Data for processing.
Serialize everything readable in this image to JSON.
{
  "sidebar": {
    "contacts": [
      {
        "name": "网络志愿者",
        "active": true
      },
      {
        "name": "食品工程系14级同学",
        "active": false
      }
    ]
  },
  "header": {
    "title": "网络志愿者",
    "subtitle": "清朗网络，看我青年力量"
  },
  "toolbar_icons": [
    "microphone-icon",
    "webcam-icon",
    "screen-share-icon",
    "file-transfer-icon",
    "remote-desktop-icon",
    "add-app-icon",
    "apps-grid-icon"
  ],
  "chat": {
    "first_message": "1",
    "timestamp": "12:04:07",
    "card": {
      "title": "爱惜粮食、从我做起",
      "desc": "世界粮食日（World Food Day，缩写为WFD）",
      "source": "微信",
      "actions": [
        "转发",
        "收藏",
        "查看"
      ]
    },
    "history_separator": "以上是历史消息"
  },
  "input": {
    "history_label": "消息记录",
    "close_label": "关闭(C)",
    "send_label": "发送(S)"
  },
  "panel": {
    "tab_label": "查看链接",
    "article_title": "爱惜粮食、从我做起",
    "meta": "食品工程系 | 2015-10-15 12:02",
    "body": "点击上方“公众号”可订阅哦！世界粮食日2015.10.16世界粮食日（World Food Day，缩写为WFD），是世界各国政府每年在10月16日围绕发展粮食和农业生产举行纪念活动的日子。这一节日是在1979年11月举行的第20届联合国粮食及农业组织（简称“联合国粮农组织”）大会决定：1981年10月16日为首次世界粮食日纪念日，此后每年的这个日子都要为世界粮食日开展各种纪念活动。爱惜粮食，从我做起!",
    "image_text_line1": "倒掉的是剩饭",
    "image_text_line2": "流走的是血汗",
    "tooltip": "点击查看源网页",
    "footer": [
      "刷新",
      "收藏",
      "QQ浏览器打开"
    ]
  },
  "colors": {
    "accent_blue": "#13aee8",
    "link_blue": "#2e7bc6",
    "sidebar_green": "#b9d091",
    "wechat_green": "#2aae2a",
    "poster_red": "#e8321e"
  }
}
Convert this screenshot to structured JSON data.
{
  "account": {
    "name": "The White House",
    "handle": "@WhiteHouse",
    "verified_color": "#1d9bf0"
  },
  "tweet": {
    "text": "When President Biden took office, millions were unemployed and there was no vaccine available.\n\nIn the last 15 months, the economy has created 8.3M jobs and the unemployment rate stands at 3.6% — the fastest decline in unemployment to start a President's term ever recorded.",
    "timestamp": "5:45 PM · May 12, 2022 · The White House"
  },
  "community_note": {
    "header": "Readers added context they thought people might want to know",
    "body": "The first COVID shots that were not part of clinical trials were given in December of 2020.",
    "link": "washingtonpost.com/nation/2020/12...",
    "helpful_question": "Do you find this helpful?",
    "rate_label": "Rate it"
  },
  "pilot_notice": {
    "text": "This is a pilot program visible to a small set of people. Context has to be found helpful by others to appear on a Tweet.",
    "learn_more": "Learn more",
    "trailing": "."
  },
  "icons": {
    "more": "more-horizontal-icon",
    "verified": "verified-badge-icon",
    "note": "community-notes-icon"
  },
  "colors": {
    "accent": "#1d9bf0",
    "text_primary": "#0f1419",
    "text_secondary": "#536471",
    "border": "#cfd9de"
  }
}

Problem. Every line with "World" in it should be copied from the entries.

Solution to the exercise.
      "desc": "世界粮食日（World Food Day，缩写为WFD）",
    "body": "点击上方“公众号”可订阅哦！世界粮食日2015.10.16世界粮食日（World Food Day，缩写为WFD），是世界各国政府每年在10月16日围绕发展粮食和农业生产举行纪念活动的日子。这一节日是在1979年11月举行的第20届联合国粮食及农业组织（简称“联合国粮农组织”）大会决定：1981年10月16日为首次世界粮食日纪念日，此后每年的这个日子都要为世界粮食日开展各种纪念活动。爱惜粮食，从我做起!",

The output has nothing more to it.